    I found a new hobby for myself, woodworking and now I am choosing a lathe,https://reviewerst.com/woodworking/b...nd-midi-lathe/ they advised a RICO machine who works with this company, How is the quality of their products?

  • #2
    That probably is RIKON. Rikon is a good machine. I have had one for 14 years now. I had it shipped overseas when I lived there and had it shipped back. Still have it. It is not as expensive as the high end ones but not as cheap as the cheap one either. It is a good middle of the road lathe with quality better than the Shop Fox and Wen.

    The first thing one needs to look for in a good lathe wood lathe is the Morse Taper. (MT) You want an MT2. MT2 has a huge amount of options available for it. MT1s have enough to get started but limited options as compared to MT2. If you decide to sell it down the road, only a newbie at best will purchase it, as an experienced person will already have enough options to use an MT2.

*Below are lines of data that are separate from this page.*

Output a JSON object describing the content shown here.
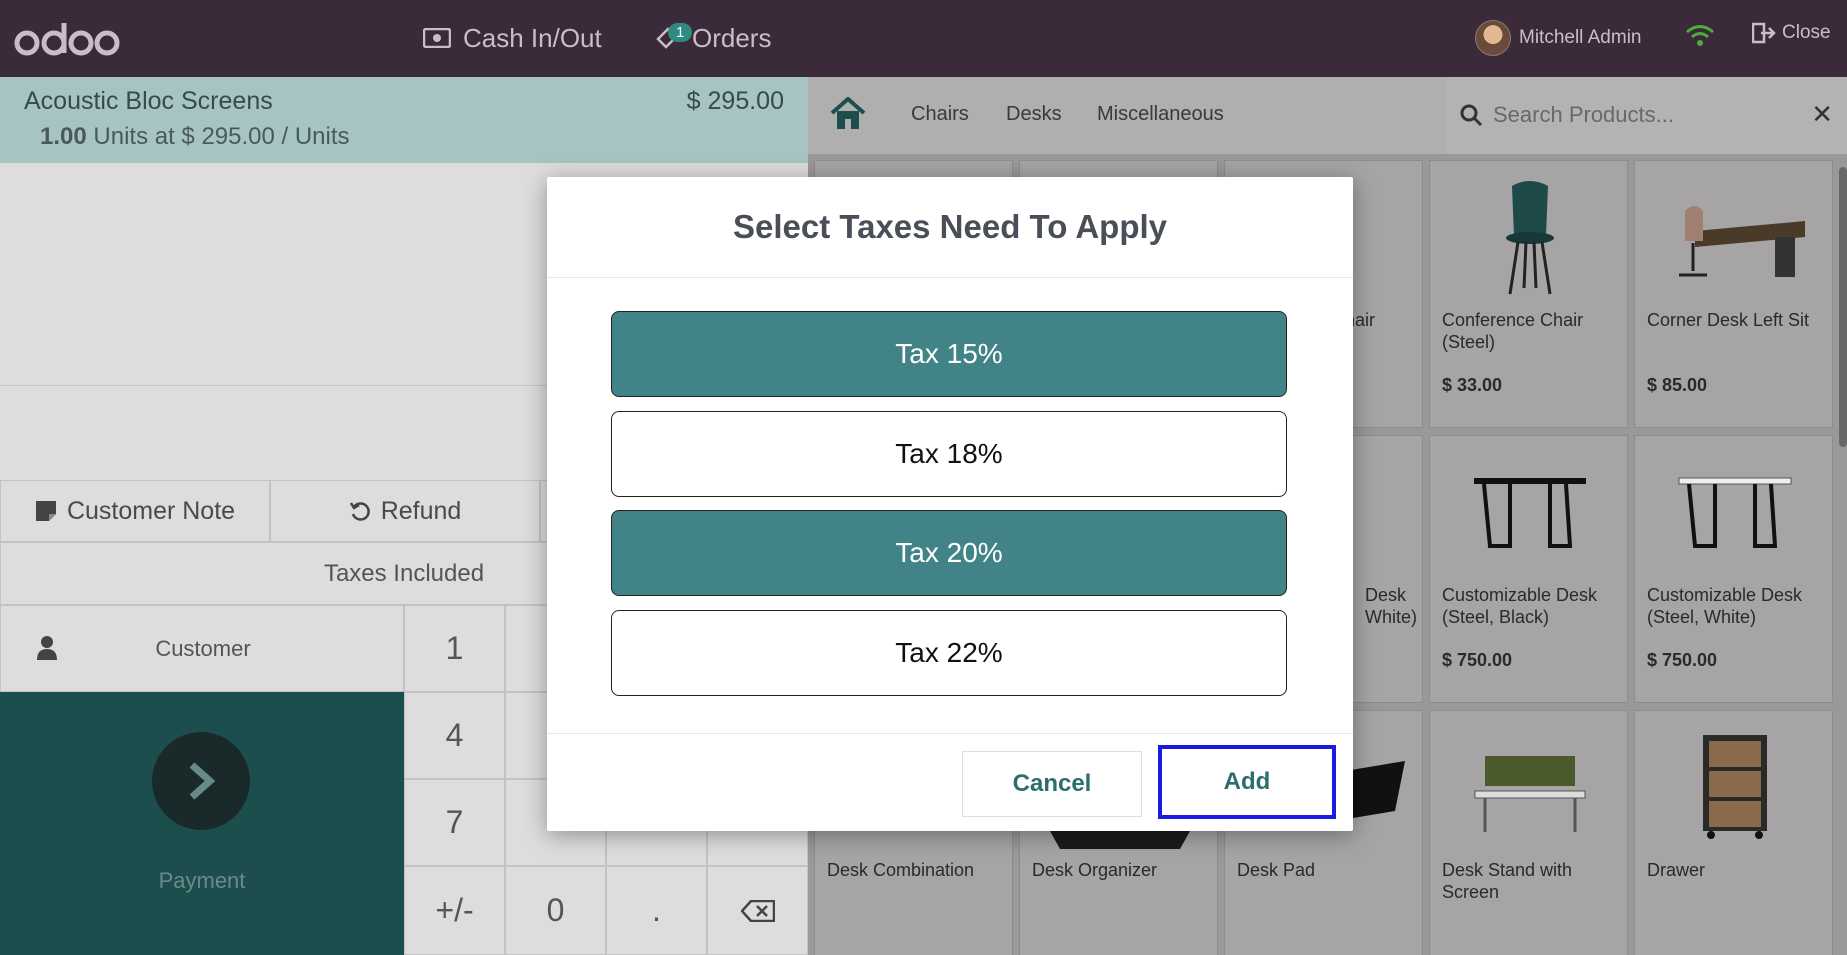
{
  "navbar": {
    "logo_text": "odoo",
    "cash_in_out_label": "Cash In/Out",
    "orders_label": "Orders",
    "orders_badge": "1",
    "user_name": "Mitchell Admin",
    "close_label": "Close"
  },
  "order": {
    "line_name": "Acoustic Bloc Screens",
    "line_price": "$ 295.00",
    "line_qty": "1.00",
    "line_unit_info": "Units at $ 295.00 / Units"
  },
  "controls": {
    "customer_note_label": "Customer Note",
    "refund_label": "Refund",
    "taxes_included_label": "Taxes Included",
    "customer_label": "Customer",
    "payment_label": "Payment"
  },
  "numpad": {
    "keys": [
      "1",
      "",
      "",
      "",
      "4",
      "",
      "",
      "",
      "7",
      "",
      "",
      "",
      "+/-",
      "0",
      ".",
      ""
    ]
  },
  "catalog": {
    "categories": [
      "Chairs",
      "Desks",
      "Miscellaneous"
    ],
    "search_placeholder": "Search Products...",
    "products": [
      {
        "name": "",
        "price": ""
      },
      {
        "name": "",
        "price": ""
      },
      {
        "name": "hair",
        "price": ""
      },
      {
        "name": "Conference Chair (Steel)",
        "price": "$ 33.00"
      },
      {
        "name": "Corner Desk Left Sit",
        "price": "$ 85.00"
      },
      {
        "name": "",
        "price": ""
      },
      {
        "name": "",
        "price": ""
      },
      {
        "name": "Desk White)",
        "price": ""
      },
      {
        "name": "Customizable Desk (Steel, Black)",
        "price": "$ 750.00"
      },
      {
        "name": "Customizable Desk (Steel, White)",
        "price": "$ 750.00"
      },
      {
        "name": "Desk Combination",
        "price": ""
      },
      {
        "name": "Desk Organizer",
        "price": ""
      },
      {
        "name": "Desk Pad",
        "price": ""
      },
      {
        "name": "Desk Stand with Screen",
        "price": ""
      },
      {
        "name": "Drawer",
        "price": ""
      }
    ]
  },
  "modal": {
    "title": "Select Taxes Need To Apply",
    "taxes": [
      {
        "label": "Tax 15%",
        "selected": true
      },
      {
        "label": "Tax 18%",
        "selected": false
      },
      {
        "label": "Tax 20%",
        "selected": true
      },
      {
        "label": "Tax 22%",
        "selected": false
      }
    ],
    "cancel_label": "Cancel",
    "add_label": "Add"
  },
  "colors": {
    "navbar_bg": "#3a2a3a",
    "selected_tax": "#428387",
    "focus_outline": "#1a1ae0",
    "payment_bg": "#1d4e4e"
  }
}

    Second thing to look for is Variable Speed (VS). Watch it. Even major manufacturers will call their machines VS but that usually means that you have to stop the machine, change the belt on the pulley and go back to work. If you do this regularly, it gets to be a pain. ELECTRONIC Variable Speed or EVS is much more preferred. Even then, EVS comes on different forms. VFD Variable Frequency Drive gives much better control over speed but is much more expensive. EVS often has 3 belt speeds even though it is EVS - Usually with a speed of 600 - 1800 RPM; 1200 - 2400 RPM; and 1800 - 3200 rpm. So the EVS gives a set range of VS with each pulley setting.

    Third, Diameter 10" or 12" or 14". The max size bowl/platter you can turn. 10" is limiting for platters and even bowls but it does get one started. Most pen turners are well satisfied with 10" or 12" since 90% of their work is on pens that are 3/4" diameter and smaller.

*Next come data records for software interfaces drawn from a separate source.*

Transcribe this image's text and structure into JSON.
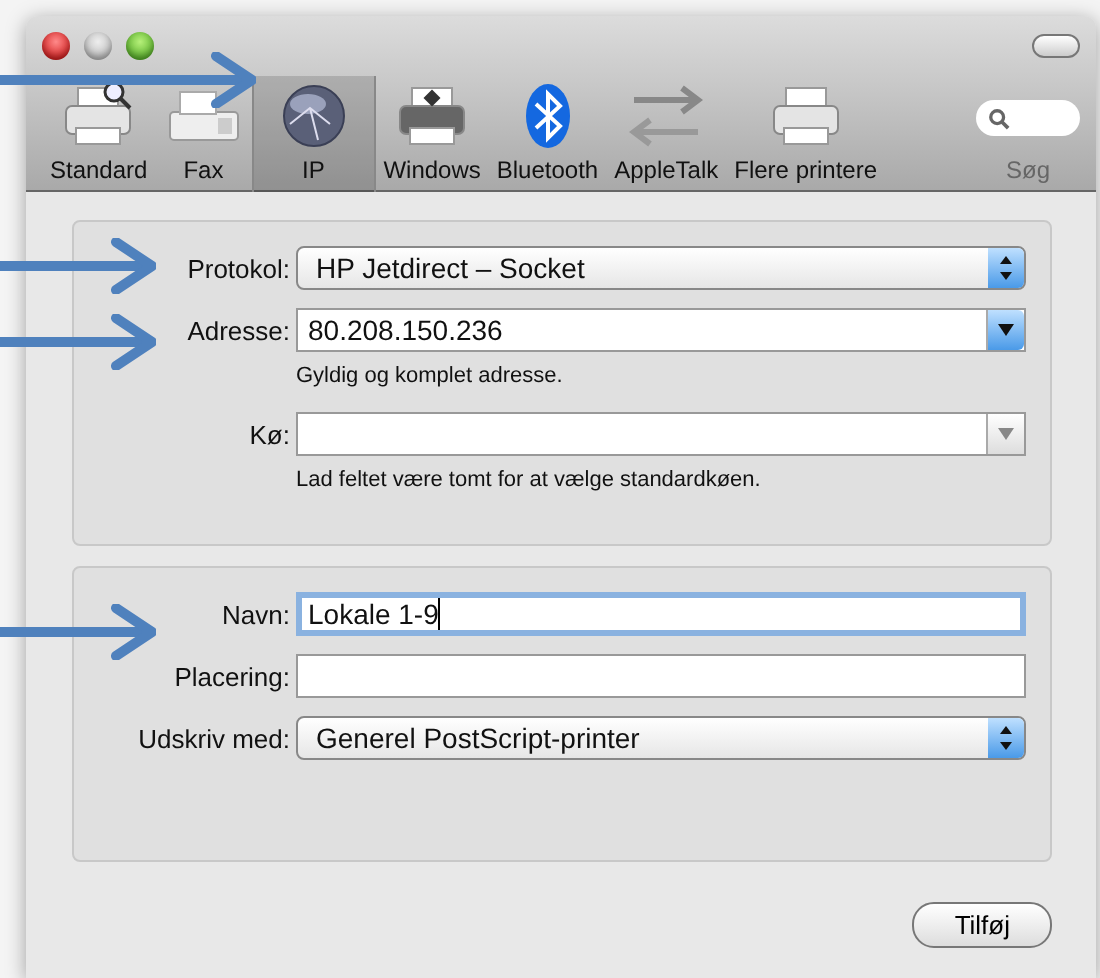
{
  "toolbar": {
    "items": [
      {
        "label": "Standard",
        "kind": "printer-search",
        "selected": false
      },
      {
        "label": "Fax",
        "kind": "fax",
        "selected": false
      },
      {
        "label": "IP",
        "kind": "globe",
        "selected": true
      },
      {
        "label": "Windows",
        "kind": "printer-windows",
        "selected": false
      },
      {
        "label": "Bluetooth",
        "kind": "bluetooth",
        "selected": false
      },
      {
        "label": "AppleTalk",
        "kind": "arrows",
        "selected": false
      },
      {
        "label": "Flere printere",
        "kind": "printer",
        "selected": false
      }
    ],
    "search": {
      "label": "Søg"
    }
  },
  "sections": [
    {
      "fields": [
        {
          "label": "Protokol:",
          "kind": "popup",
          "value": "HP Jetdirect – Socket"
        },
        {
          "label": "Adresse:",
          "kind": "combo",
          "value": "80.208.150.236",
          "hint": "Gyldig og komplet adresse."
        },
        {
          "label": "Kø:",
          "kind": "combo-plain",
          "hint": "Lad feltet være tomt for at vælge standardkøen."
        }
      ]
    },
    {
      "fields": [
        {
          "label": "Navn:",
          "kind": "text",
          "value": "Lokale 1-9",
          "focused": true
        },
        {
          "label": "Placering:",
          "kind": "text",
          "focused": false
        },
        {
          "label": "Udskriv med:",
          "kind": "popup",
          "value": "Generel PostScript-printer"
        }
      ]
    }
  ],
  "buttons": [
    {
      "label": "Tilføj"
    }
  ]
}
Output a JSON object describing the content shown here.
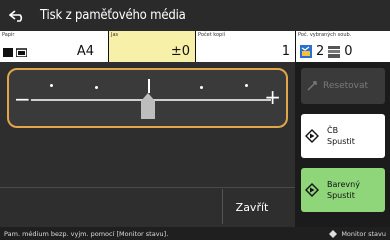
{
  "titlebar": {
    "title": "Tisk z paměťového média"
  },
  "settings": {
    "paper": {
      "label": "Papír",
      "value": "A4"
    },
    "density": {
      "label": "Jas",
      "value": "±0"
    },
    "copies": {
      "label": "Počet kopií",
      "value": "1"
    },
    "pages": {
      "label": "Poč. vybraných soub.",
      "selected": "2",
      "other": "0"
    }
  },
  "slider": {
    "minus": "−",
    "plus": "+",
    "level": 0
  },
  "actions": {
    "reset": "Resetovat",
    "bw_start": {
      "line1": "ČB",
      "line2": "Spustit"
    },
    "color_start": {
      "line1": "Barevný",
      "line2": "Spustit"
    },
    "close": "Zavřít"
  },
  "status": {
    "message": "Pam. médium bezp. vyjm. pomocí [Monitor stavu].",
    "monitor": "Monitor stavu"
  },
  "colors": {
    "accent": "#e2a54a",
    "density_bg": "#f7f0a8",
    "color_start_bg": "#8fd67a"
  }
}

    So, what do you wish to make? Bowls, Vases, Platters, Spindles, Pens?
    Hank Lee

    Experience is what you get when you don't get what you wanted!

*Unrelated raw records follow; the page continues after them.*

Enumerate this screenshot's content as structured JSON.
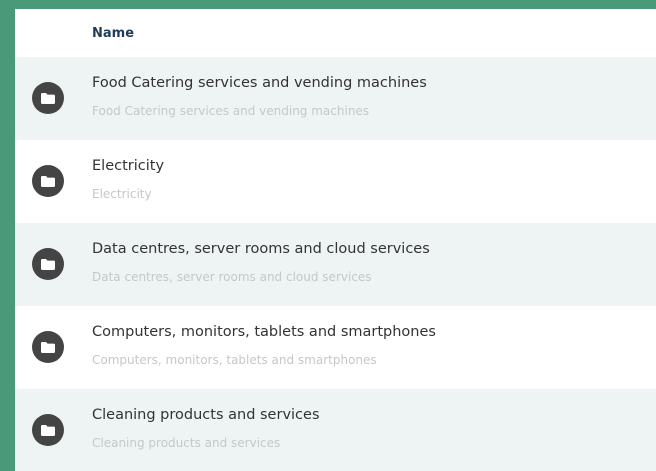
{
  "table": {
    "header": {
      "name": "Name"
    },
    "rows": [
      {
        "title": "Food Catering services and vending machines",
        "subtitle": "Food Catering services and vending machines"
      },
      {
        "title": "Electricity",
        "subtitle": "Electricity"
      },
      {
        "title": "Data centres, server rooms and cloud services",
        "subtitle": "Data centres, server rooms and cloud services"
      },
      {
        "title": "Computers, monitors, tablets and smartphones",
        "subtitle": "Computers, monitors, tablets and smartphones"
      },
      {
        "title": "Cleaning products and services",
        "subtitle": "Cleaning products and services"
      }
    ]
  },
  "colors": {
    "page_background": "#4a9a7a",
    "header_text": "#1f3d5a",
    "row_alt_background": "#eef3f3",
    "icon_circle": "#444444",
    "subtitle_text": "#c4c8cc"
  },
  "icons": {
    "row_icon": "folder-icon"
  }
}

    • #3
      I have had my little 10" Jet lathe for about 10 years but have not used it much. Lost a local job and went to work in the oilfield in Texas and was not home long enough to do anything but relax and see my family for a few days for 8 years. I retired in October and am getting back into woodworking. I turned a bunch of pens 9 or 10 years ago and the lathe was great. I agree with Lee, variable speed would be nice, I have to change the belt to different pulleys and it is easy, but turning a knob would be nice. I have the extension bed for it and it does everything I need, but I can see myself outgrowing it.